This is a developing story and will be updated.
Beginning Tuesday, Tennesseans will be able to see COVID-19 data by school on a dashboard put together by the state Department of Education.
But there are caveats: it will be updated weekly, the state will not report specific case numbers for schools with fewer than 50 students enrolled and it will not report the specific number of cases if the active case count is less than five.
Districts will provide the information to the state, and the dashboard will include classroom or school closures and whether students in each district are learning in-person, remotely or in a hybrid model.
At least three Knox County Schools have fewer than 50 people enrolled, according to numbers provided by the district July 27. Those schools are Richard Yoakley School, Fort Sanders Educational Development Center and Ridgedale Alternative School.
Knox County Schools has its own dashboard right now that lists the number of active cases, number of recovered cases and the number of those isolated or quarantined.
It also includes district metrics for student attendance, teacher and school staff attendance, bus service interruption, cafeteria staff attendance, custodial staff attendance and the availability of substitute teachers. Those categories are color-coded green, yellow or red to indicate how well the district is doing in each.
On Wednesday, the district announced it was making public how the color-coding is determined.
The dashboard doesn’t provide individual school data, but the state’s announcement could change that.
The state had gone back and forward on whether to share school-level data. On Aug. 18, Gov. Bill Lee said he wanted to provide transparency without violating FERPA and HIPAA, the federal privacy acts that apply to student educational and health records, respectively.
Deborah Fisher, executive director of the Tennessee Coalition for Open Government, said these two laws protect individuals’ privacy but the public has the right to know what’s broadly happening in schools.
She said she thinks districts are worried if they release school data, people will use it to play detective and identify infected people.
“It all comes down to, ‘Are we somehow identifying that Joe Smith in third grade has COVID-19?,” Fisher explained.
But privacy concerns are also dueling with the public’s right to know, Fisher said.
“That has to be weighed with the need for the public to know what’s happening in the schools. People don’t want to make decisions about their kids in the dark.”
Still, Fisher said parents should know what’s happening at the school and maybe even down to the classroom level. Knox County principals have sent emails to school parents and staff when there is a confirmed COVID-19 case at a school, but the emails do not provide the number of cases.
More about COVID-19 in schools
You can find which schools in Knox County have announced a COVID-19 case using our statewide COVID-19 database.

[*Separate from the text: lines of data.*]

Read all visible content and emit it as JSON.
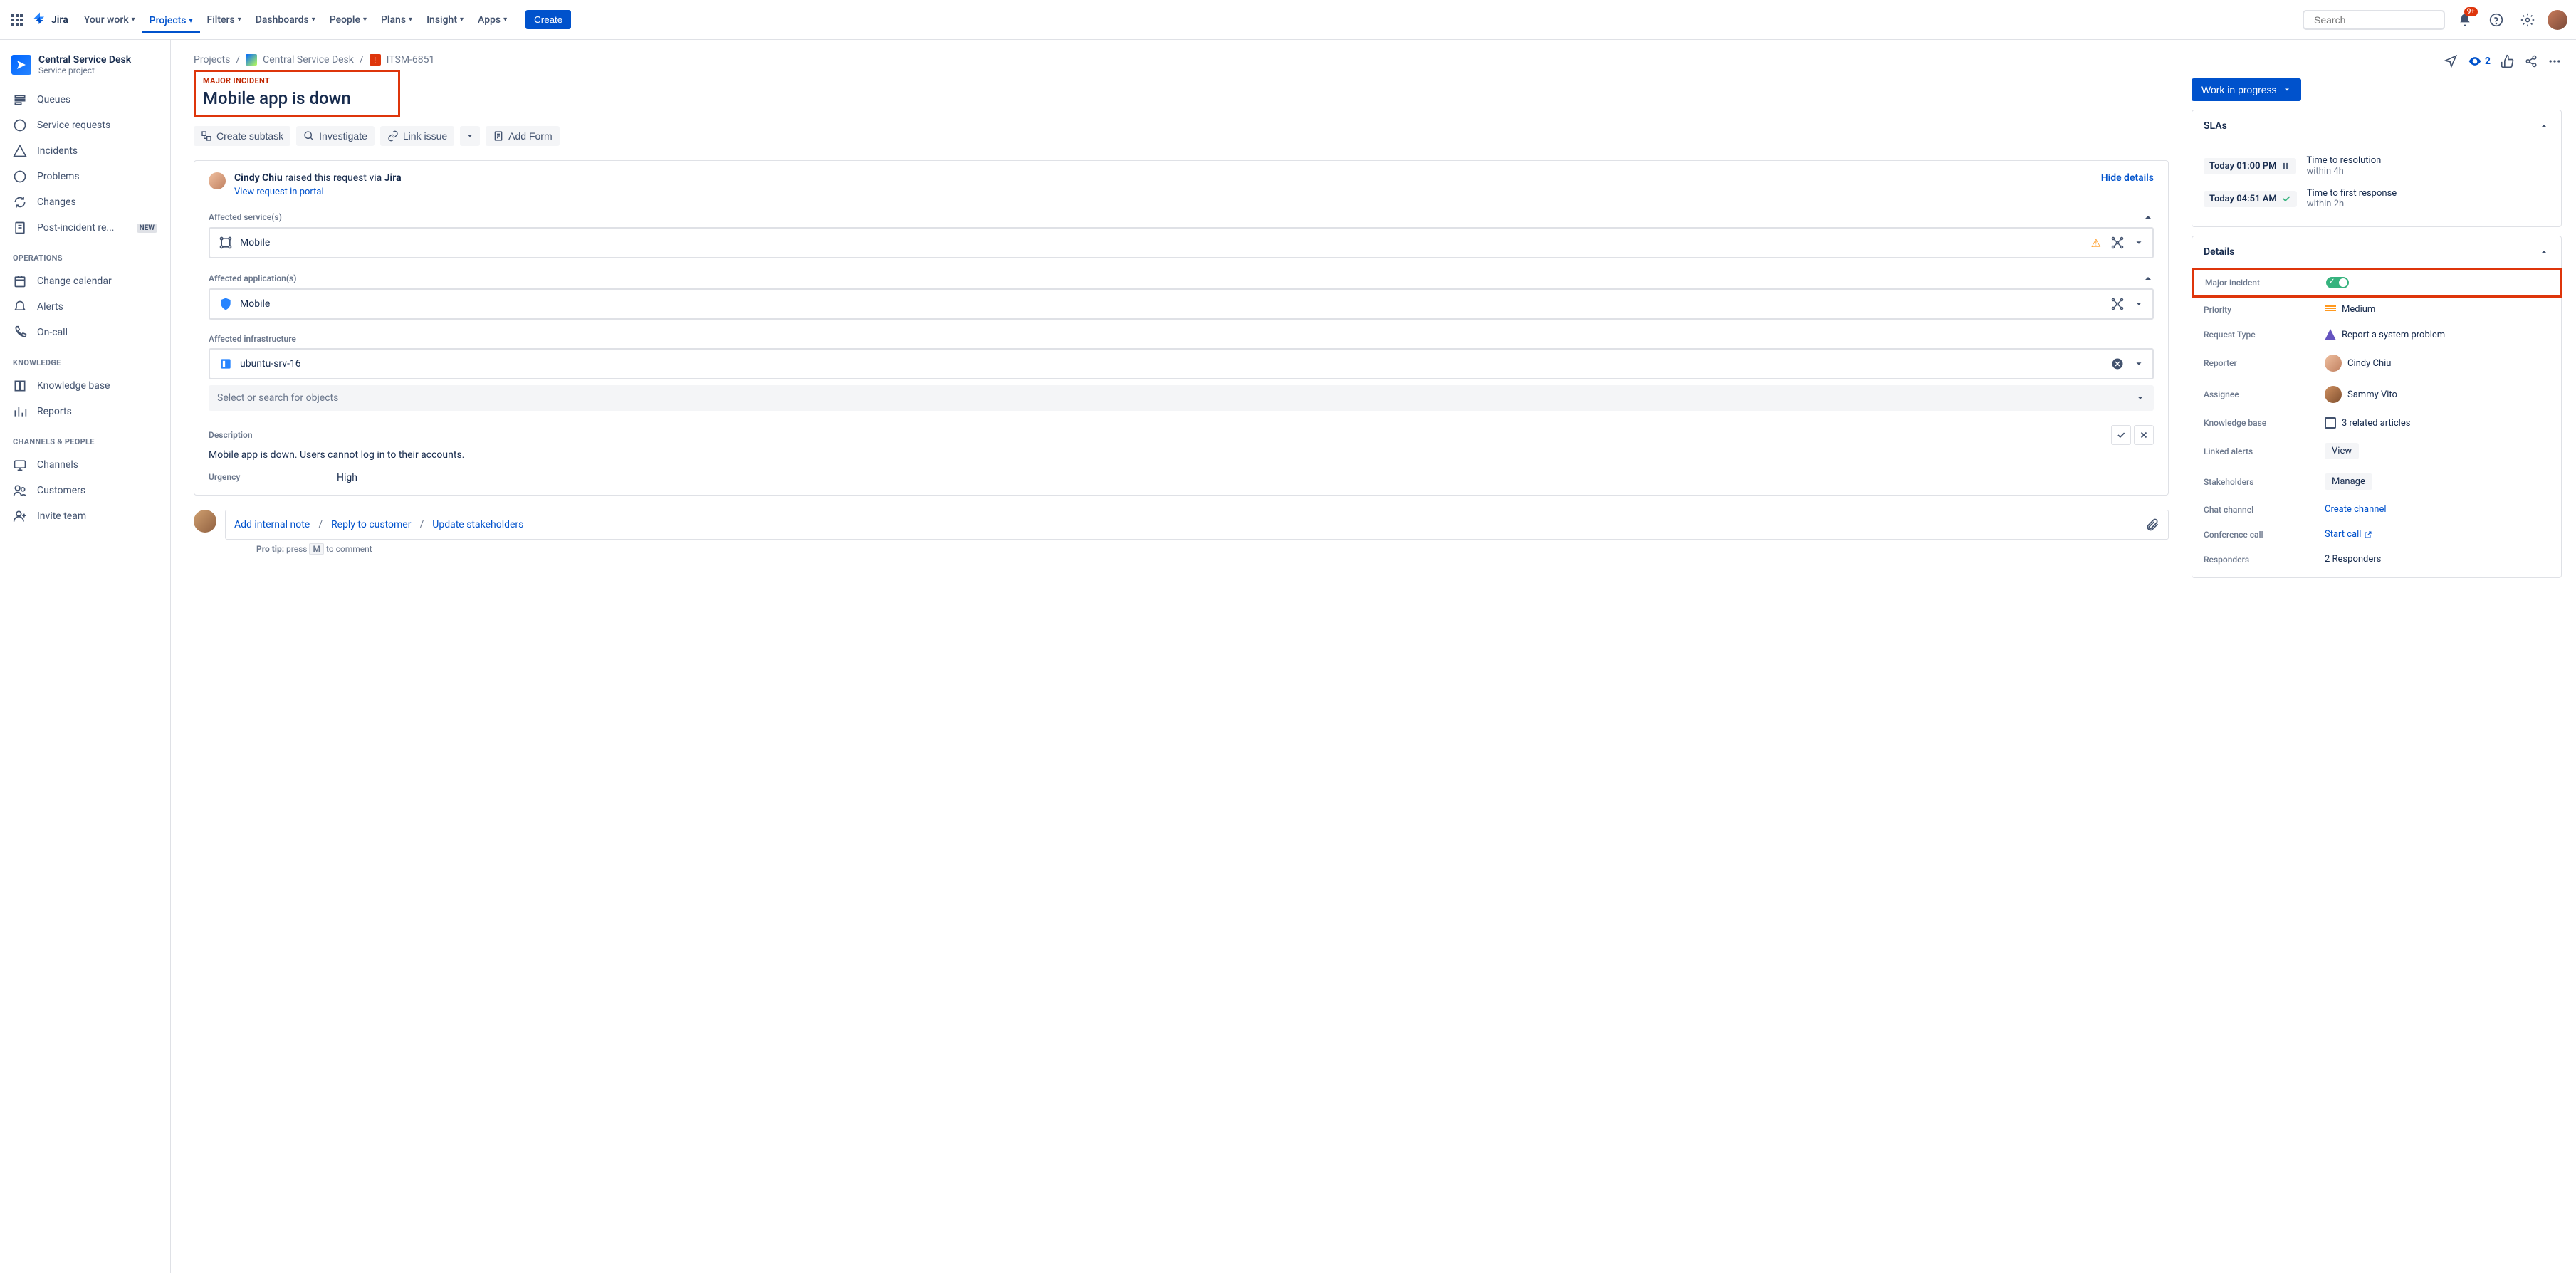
{
  "topnav": {
    "logo": "Jira",
    "items": [
      "Your work",
      "Projects",
      "Filters",
      "Dashboards",
      "People",
      "Plans",
      "Insight",
      "Apps"
    ],
    "active_index": 1,
    "create": "Create",
    "search_placeholder": "Search",
    "notif_badge": "9+"
  },
  "sidebar": {
    "project_name": "Central Service Desk",
    "project_type": "Service project",
    "items_main": [
      "Queues",
      "Service requests",
      "Incidents",
      "Problems",
      "Changes",
      "Post-incident re..."
    ],
    "new_badge": "NEW",
    "section_ops": "OPERATIONS",
    "items_ops": [
      "Change calendar",
      "Alerts",
      "On-call"
    ],
    "section_know": "KNOWLEDGE",
    "items_know": [
      "Knowledge base",
      "Reports"
    ],
    "section_ch": "CHANNELS & PEOPLE",
    "items_ch": [
      "Channels",
      "Customers",
      "Invite team"
    ]
  },
  "breadcrumb": {
    "projects": "Projects",
    "project": "Central Service Desk",
    "issue": "ITSM-6851"
  },
  "issue": {
    "major_tag": "MAJOR INCIDENT",
    "title": "Mobile app is down",
    "actions": {
      "subtask": "Create subtask",
      "investigate": "Investigate",
      "link": "Link issue",
      "form": "Add Form"
    },
    "requester": "Cindy Chiu",
    "requester_via": " raised this request via ",
    "requester_src": "Jira",
    "portal_link": "View request in portal",
    "hide_details": "Hide details",
    "fields": {
      "affected_services_label": "Affected service(s)",
      "affected_services_value": "Mobile",
      "affected_apps_label": "Affected application(s)",
      "affected_apps_value": "Mobile",
      "affected_infra_label": "Affected infrastructure",
      "affected_infra_value": "ubuntu-srv-16",
      "search_placeholder": "Select or search for objects",
      "description_label": "Description",
      "description_value": "Mobile app is down. Users cannot log in to their accounts.",
      "urgency_label": "Urgency",
      "urgency_value": "High"
    },
    "comment": {
      "note": "Add internal note",
      "reply": "Reply to customer",
      "update": "Update stakeholders",
      "protip_label": "Pro tip:",
      "protip_press": " press ",
      "protip_key": "M",
      "protip_rest": " to comment"
    }
  },
  "right": {
    "watch_count": "2",
    "status": "Work in progress",
    "slas": {
      "header": "SLAs",
      "rows": [
        {
          "chip": "Today 01:00 PM",
          "icon": "pause",
          "title": "Time to resolution",
          "sub": "within 4h"
        },
        {
          "chip": "Today 04:51 AM",
          "icon": "check",
          "title": "Time to first response",
          "sub": "within 2h"
        }
      ]
    },
    "details": {
      "header": "Details",
      "rows": [
        {
          "k": "Major incident",
          "type": "toggle"
        },
        {
          "k": "Priority",
          "type": "priority",
          "v": "Medium"
        },
        {
          "k": "Request Type",
          "type": "rtype",
          "v": "Report a system problem"
        },
        {
          "k": "Reporter",
          "type": "user",
          "v": "Cindy Chiu",
          "av": "av1"
        },
        {
          "k": "Assignee",
          "type": "user",
          "v": "Sammy Vito",
          "av": "av2"
        },
        {
          "k": "Knowledge base",
          "type": "kb",
          "v": "3 related articles"
        },
        {
          "k": "Linked alerts",
          "type": "pill",
          "v": "View"
        },
        {
          "k": "Stakeholders",
          "type": "pill",
          "v": "Manage"
        },
        {
          "k": "Chat channel",
          "type": "link",
          "v": "Create channel"
        },
        {
          "k": "Conference call",
          "type": "linkext",
          "v": "Start call"
        },
        {
          "k": "Responders",
          "type": "text",
          "v": "2 Responders"
        }
      ]
    }
  }
}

You can find Knox County Schools’ district-wide COVID-19 data on its website.
You can find the total number of cases among school-aged children in Knox County and how many of them have occurred in the last 14 days at the state department of health’s website.
Share information with Knox News
Knox News is committed to tracking Knox County schools that have COVID-19 cases. Because the district’s reopening plan allows for individual school closures, we think it’s important to track school information. We also want to help tamp down rumors or inaccurate information.
We need the help of parents, students and teachers to make that happen. We’re seeking ears on the ground at every KCS school.
How can you help? If you receive an email about a positive COVID-19 case at your school, please forward the information to [email protected] or you can send us a tip on our online form. Please include a screenshot of the school email that includes the date sent if you have it.
And if you want to be part of the ongoing effort to track COVID-19 in our schools, please fill out this form so we can stay in touch. We will not share your identity or personal information.
Meghan Mangrum of The Tennessean contributed to this report.